"The circulated news that some antiquities were stolen from the Islamic Museum is totally untrue," Zahi Hawass, minister of state for antiquities, said in a statement.
He said that there are ten carpets on display in the museum while the other 156 carpets are kept in the museum storage.
"For the sword and dagger of Timor Pasha, it is kept in an iron treasury, and the steamer belonging to Empress Eugenie is [displayed] in the department of ornaments," Hawass said of some of the items in question.
He noted that the Islamic Museum's collection was kept inside the museum while it was restored, except for 50 stone pieces that were stored at the Citadel.
His statements come in response to an Al-Ahram article published Friday and penned by well-known writer Farouk Goweida titled "And who stole the Islamic Museum." In his article, Goweida implies theft, writing that artifacts moved during the restoration "did not return safely."

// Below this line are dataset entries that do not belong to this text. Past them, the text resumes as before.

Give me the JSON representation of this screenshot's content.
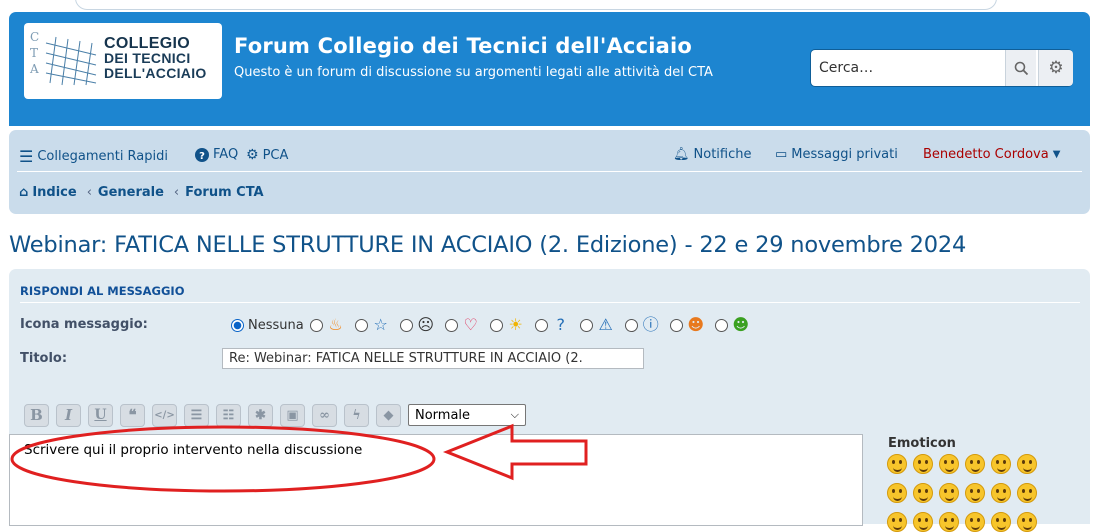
{
  "header": {
    "logo_alt": "CTA Collegio dei Tecnici dell'Acciaio",
    "logo_letters": [
      "C",
      "T",
      "A"
    ],
    "logo_words": [
      "COLLEGIO",
      "DEI TECNICI",
      "DELL'ACCIAIO"
    ],
    "title": "Forum Collegio dei Tecnici dell'Acciaio",
    "description": "Questo è un forum di discussione su argomenti legati alle attività del CTA",
    "search_placeholder": "Cerca…"
  },
  "navbar": {
    "quick_links": "Collegamenti Rapidi",
    "faq": "FAQ",
    "ucp": "PCA",
    "notifications": "Notifiche",
    "private_messages": "Messaggi privati",
    "username": "Benedetto Cordova"
  },
  "breadcrumbs": [
    "Indice",
    "Generale",
    "Forum CTA"
  ],
  "topic_title": "Webinar: FATICA NELLE STRUTTURE IN ACCIAIO (2. Edizione) - 22 e 29 novembre 2024",
  "reply": {
    "section_title": "RISPONDI AL MESSAGGIO",
    "icon_label": "Icona messaggio:",
    "icon_none": "Nessuna",
    "post_icons": [
      "fire-icon",
      "star-icon",
      "skull-icon",
      "heart-icon",
      "sun-icon",
      "question-icon",
      "warning-icon",
      "info-icon",
      "face-icon",
      "grin-icon"
    ],
    "subject_label": "Titolo:",
    "subject_value": "Re: Webinar: FATICA NELLE STRUTTURE IN ACCIAIO (2.",
    "toolbar": [
      "B",
      "I",
      "U",
      "quote",
      "code",
      "list",
      "list-numbered",
      "asterisk",
      "image",
      "link",
      "flash",
      "color"
    ],
    "font_size_selected": "Normale",
    "editor_text": "Scrivere qui il proprio intervento nella discussione",
    "emoticon_title": "Emoticon"
  },
  "colors": {
    "header_bg": "#1d85d0",
    "navbar_bg": "#cadceb",
    "link": "#105289",
    "panel_bg": "#e1ebf2",
    "annotation": "#e02020"
  }
}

Hawass emphasized that museums all over the world typically only display a few of the artifacts in their collections.
Translated from the Arabic Edition